BEGIN
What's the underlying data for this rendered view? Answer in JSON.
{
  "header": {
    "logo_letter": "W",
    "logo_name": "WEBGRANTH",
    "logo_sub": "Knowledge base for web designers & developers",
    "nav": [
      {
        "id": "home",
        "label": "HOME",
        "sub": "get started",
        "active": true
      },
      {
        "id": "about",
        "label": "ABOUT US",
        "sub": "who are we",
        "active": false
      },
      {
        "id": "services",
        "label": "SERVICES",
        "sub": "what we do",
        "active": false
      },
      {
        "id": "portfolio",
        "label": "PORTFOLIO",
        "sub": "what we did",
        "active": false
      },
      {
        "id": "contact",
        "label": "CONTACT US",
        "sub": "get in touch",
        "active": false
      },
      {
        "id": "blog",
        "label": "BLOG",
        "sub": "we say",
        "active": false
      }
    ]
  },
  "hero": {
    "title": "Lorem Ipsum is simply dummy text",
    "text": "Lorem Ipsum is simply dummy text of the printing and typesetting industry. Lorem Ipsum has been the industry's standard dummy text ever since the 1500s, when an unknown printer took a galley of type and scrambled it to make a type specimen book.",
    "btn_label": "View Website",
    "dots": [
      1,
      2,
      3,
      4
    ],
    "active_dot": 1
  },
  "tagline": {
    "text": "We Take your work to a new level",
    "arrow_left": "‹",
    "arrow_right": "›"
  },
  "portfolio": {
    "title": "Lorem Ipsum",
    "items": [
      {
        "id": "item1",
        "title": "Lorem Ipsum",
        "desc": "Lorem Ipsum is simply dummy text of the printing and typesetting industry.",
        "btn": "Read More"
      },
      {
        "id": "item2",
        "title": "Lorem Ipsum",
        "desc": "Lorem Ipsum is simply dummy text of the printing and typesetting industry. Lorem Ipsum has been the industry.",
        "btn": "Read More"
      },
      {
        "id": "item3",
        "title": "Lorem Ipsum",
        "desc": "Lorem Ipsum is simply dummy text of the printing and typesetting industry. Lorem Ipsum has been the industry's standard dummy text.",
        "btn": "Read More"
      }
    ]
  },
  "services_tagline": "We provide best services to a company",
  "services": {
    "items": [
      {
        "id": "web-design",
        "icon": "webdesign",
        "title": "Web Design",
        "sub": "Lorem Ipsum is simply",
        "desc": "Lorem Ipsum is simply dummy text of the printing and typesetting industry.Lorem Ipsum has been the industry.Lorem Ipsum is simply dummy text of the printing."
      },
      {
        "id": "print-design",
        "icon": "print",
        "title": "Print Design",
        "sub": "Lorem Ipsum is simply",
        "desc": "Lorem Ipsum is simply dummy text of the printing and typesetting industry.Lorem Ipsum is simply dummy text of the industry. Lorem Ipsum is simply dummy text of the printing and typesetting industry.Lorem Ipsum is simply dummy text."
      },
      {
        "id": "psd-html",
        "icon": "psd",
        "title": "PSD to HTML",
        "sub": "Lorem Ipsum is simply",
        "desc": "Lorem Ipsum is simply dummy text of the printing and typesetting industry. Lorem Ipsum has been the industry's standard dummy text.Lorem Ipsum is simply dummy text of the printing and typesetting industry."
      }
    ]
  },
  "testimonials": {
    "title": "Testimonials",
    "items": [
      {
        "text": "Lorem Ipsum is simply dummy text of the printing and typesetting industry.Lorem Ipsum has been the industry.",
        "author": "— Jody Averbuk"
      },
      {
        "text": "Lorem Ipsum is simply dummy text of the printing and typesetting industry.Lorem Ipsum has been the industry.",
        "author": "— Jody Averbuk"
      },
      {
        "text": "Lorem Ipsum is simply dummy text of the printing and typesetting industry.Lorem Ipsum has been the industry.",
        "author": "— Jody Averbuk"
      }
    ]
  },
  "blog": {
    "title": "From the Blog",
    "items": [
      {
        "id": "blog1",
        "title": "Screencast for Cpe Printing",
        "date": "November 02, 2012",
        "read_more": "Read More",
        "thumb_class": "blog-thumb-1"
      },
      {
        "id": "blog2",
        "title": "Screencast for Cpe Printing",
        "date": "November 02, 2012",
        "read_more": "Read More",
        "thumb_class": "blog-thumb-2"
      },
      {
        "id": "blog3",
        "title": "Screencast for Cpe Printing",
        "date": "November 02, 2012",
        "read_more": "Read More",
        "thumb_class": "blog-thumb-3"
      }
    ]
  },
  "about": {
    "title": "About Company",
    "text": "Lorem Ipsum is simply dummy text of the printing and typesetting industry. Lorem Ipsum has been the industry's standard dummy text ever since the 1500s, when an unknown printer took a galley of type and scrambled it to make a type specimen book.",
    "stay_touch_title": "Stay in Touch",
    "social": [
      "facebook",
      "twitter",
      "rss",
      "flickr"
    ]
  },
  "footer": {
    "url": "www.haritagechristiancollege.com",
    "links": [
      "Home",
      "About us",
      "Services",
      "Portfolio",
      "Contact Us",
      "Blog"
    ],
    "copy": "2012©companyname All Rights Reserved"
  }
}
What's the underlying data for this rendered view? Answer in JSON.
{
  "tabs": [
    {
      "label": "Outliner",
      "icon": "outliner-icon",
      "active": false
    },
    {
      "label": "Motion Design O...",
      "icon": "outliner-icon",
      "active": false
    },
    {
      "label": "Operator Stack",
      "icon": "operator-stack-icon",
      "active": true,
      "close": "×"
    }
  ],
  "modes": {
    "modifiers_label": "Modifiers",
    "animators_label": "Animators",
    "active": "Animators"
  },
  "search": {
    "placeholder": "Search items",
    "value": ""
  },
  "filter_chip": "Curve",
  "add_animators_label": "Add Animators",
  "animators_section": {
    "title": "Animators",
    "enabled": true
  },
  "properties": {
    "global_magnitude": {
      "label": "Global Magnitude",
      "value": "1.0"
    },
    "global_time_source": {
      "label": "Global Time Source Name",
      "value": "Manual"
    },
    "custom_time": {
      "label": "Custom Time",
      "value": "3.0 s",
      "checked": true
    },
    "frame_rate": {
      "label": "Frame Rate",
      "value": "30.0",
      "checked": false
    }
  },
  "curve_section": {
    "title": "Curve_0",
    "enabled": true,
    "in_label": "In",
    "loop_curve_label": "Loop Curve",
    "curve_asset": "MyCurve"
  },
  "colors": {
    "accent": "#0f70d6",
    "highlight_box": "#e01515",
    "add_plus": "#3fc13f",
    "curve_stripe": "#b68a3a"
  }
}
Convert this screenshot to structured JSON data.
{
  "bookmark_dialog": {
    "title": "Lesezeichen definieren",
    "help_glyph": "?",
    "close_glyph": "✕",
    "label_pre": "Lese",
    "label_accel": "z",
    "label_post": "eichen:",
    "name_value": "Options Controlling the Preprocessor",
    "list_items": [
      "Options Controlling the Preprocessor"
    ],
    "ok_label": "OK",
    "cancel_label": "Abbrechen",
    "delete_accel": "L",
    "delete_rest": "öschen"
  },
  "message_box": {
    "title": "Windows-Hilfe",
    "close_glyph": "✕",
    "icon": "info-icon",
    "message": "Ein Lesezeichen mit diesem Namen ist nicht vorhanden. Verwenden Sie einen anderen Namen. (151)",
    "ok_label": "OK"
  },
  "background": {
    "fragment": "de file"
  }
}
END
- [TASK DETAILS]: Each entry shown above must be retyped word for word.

- [THE ANSWER]:
What's the underlying data for this rendered view? Answer in JSON.
{
  "header": {
    "logo_letter": "W",
    "logo_name": "WEBGRANTH",
    "logo_sub": "Knowledge base for web designers & developers",
    "nav": [
      {
        "id": "home",
        "label": "HOME",
        "sub": "get started",
        "active": true
      },
      {
        "id": "about",
        "label": "ABOUT US",
        "sub": "who are we",
        "active": false
      },
      {
        "id": "services",
        "label": "SERVICES",
        "sub": "what we do",
        "active": false
      },
      {
        "id": "portfolio",
        "label": "PORTFOLIO",
        "sub": "what we did",
        "active": false
      },
      {
        "id": "contact",
        "label": "CONTACT US",
        "sub": "get in touch",
        "active": false
      },
      {
        "id": "blog",
        "label": "BLOG",
        "sub": "we say",
        "active": false
      }
    ]
  },
  "hero": {
    "title": "Lorem Ipsum is simply dummy text",
    "text": "Lorem Ipsum is simply dummy text of the printing and typesetting industry. Lorem Ipsum has been the industry's standard dummy text ever since the 1500s, when an unknown printer took a galley of type and scrambled it to make a type specimen book.",
    "btn_label": "View Website",
    "dots": [
      1,
      2,
      3,
      4
    ],
    "active_dot": 1
  },
  "tagline": {
    "text": "We Take your work to a new level",
    "arrow_left": "‹",
    "arrow_right": "›"
  },
  "portfolio": {
    "title": "Lorem Ipsum",
    "items": [
      {
        "id": "item1",
        "title": "Lorem Ipsum",
        "desc": "Lorem Ipsum is simply dummy text of the printing and typesetting industry.",
        "btn": "Read More"
      },
      {
        "id": "item2",
        "title": "Lorem Ipsum",
        "desc": "Lorem Ipsum is simply dummy text of the printing and typesetting industry. Lorem Ipsum has been the industry.",
        "btn": "Read More"
      },
      {
        "id": "item3",
        "title": "Lorem Ipsum",
        "desc": "Lorem Ipsum is simply dummy text of the printing and typesetting industry. Lorem Ipsum has been the industry's standard dummy text.",
        "btn": "Read More"
      }
    ]
  },
  "services_tagline": "We provide best services to a company",
  "services": {
    "items": [
      {
        "id": "web-design",
        "icon": "webdesign",
        "title": "Web Design",
        "sub": "Lorem Ipsum is simply",
        "desc": "Lorem Ipsum is simply dummy text of the printing and typesetting industry.Lorem Ipsum has been the industry.Lorem Ipsum is simply dummy text of the printing."
      },
      {
        "id": "print-design",
        "icon": "print",
        "title": "Print Design",
        "sub": "Lorem Ipsum is simply",
        "desc": "Lorem Ipsum is simply dummy text of the printing and typesetting industry.Lorem Ipsum is simply dummy text of the industry. Lorem Ipsum is simply dummy text of the printing and typesetting industry.Lorem Ipsum is simply dummy text."
      },
      {
        "id": "psd-html",
        "icon": "psd",
        "title": "PSD to HTML",
        "sub": "Lorem Ipsum is simply",
        "desc": "Lorem Ipsum is simply dummy text of the printing and typesetting industry. Lorem Ipsum has been the industry's standard dummy text.Lorem Ipsum is simply dummy text of the printing and typesetting industry."
      }
    ]
  },
  "testimonials": {
    "title": "Testimonials",
    "items": [
      {
        "text": "Lorem Ipsum is simply dummy text of the printing and typesetting industry.Lorem Ipsum has been the industry.",
        "author": "— Jody Averbuk"
      },
      {
        "text": "Lorem Ipsum is simply dummy text of the printing and typesetting industry.Lorem Ipsum has been the industry.",
        "author": "— Jody Averbuk"
      },
      {
        "text": "Lorem Ipsum is simply dummy text of the printing and typesetting industry.Lorem Ipsum has been the industry.",
        "author": "— Jody Averbuk"
      }
    ]
  },
  "blog": {
    "title": "From the Blog",
    "items": [
      {
        "id": "blog1",
        "title": "Screencast for Cpe Printing",
        "date": "November 02, 2012",
        "read_more": "Read More",
        "thumb_class": "blog-thumb-1"
      },
      {
        "id": "blog2",
        "title": "Screencast for Cpe Printing",
        "date": "November 02, 2012",
        "read_more": "Read More",
        "thumb_class": "blog-thumb-2"
      },
      {
        "id": "blog3",
        "title": "Screencast for Cpe Printing",
        "date": "November 02, 2012",
        "read_more": "Read More",
        "thumb_class": "blog-thumb-3"
      }
    ]
  },
  "about": {
    "title": "About Company",
    "text": "Lorem Ipsum is simply dummy text of the printing and typesetting industry. Lorem Ipsum has been the industry's standard dummy text ever since the 1500s, when an unknown printer took a galley of type and scrambled it to make a type specimen book.",
    "stay_touch_title": "Stay in Touch",
    "social": [
      "facebook",
      "twitter",
      "rss",
      "flickr"
    ]
  },
  "footer": {
    "url": "www.haritagechristiancollege.com",
    "links": [
      "Home",
      "About us",
      "Services",
      "Portfolio",
      "Contact Us",
      "Blog"
    ],
    "copy": "2012©companyname All Rights Reserved"
  }
}
What's the underlying data for this rendered view? Answer in JSON.
{
  "tabs": [
    {
      "label": "Outliner",
      "icon": "outliner-icon",
      "active": false
    },
    {
      "label": "Motion Design O...",
      "icon": "outliner-icon",
      "active": false
    },
    {
      "label": "Operator Stack",
      "icon": "operator-stack-icon",
      "active": true,
      "close": "×"
    }
  ],
  "modes": {
    "modifiers_label": "Modifiers",
    "animators_label": "Animators",
    "active": "Animators"
  },
  "search": {
    "placeholder": "Search items",
    "value": ""
  },
  "filter_chip": "Curve",
  "add_animators_label": "Add Animators",
  "animators_section": {
    "title": "Animators",
    "enabled": true
  },
  "properties": {
    "global_magnitude": {
      "label": "Global Magnitude",
      "value": "1.0"
    },
    "global_time_source": {
      "label": "Global Time Source Name",
      "value": "Manual"
    },
    "custom_time": {
      "label": "Custom Time",
      "value": "3.0 s",
      "checked": true
    },
    "frame_rate": {
      "label": "Frame Rate",
      "value": "30.0",
      "checked": false
    }
  },
  "curve_section": {
    "title": "Curve_0",
    "enabled": true,
    "in_label": "In",
    "loop_curve_label": "Loop Curve",
    "curve_asset": "MyCurve"
  },
  "colors": {
    "accent": "#0f70d6",
    "highlight_box": "#e01515",
    "add_plus": "#3fc13f",
    "curve_stripe": "#b68a3a"
  }
}
Convert this screenshot to structured JSON data.
{
  "bookmark_dialog": {
    "title": "Lesezeichen definieren",
    "help_glyph": "?",
    "close_glyph": "✕",
    "label_pre": "Lese",
    "label_accel": "z",
    "label_post": "eichen:",
    "name_value": "Options Controlling the Preprocessor",
    "list_items": [
      "Options Controlling the Preprocessor"
    ],
    "ok_label": "OK",
    "cancel_label": "Abbrechen",
    "delete_accel": "L",
    "delete_rest": "öschen"
  },
  "message_box": {
    "title": "Windows-Hilfe",
    "close_glyph": "✕",
    "icon": "info-icon",
    "message": "Ein Lesezeichen mit diesem Namen ist nicht vorhanden. Verwenden Sie einen anderen Namen. (151)",
    "ok_label": "OK"
  },
  "background": {
    "fragment": "de file"
  }
}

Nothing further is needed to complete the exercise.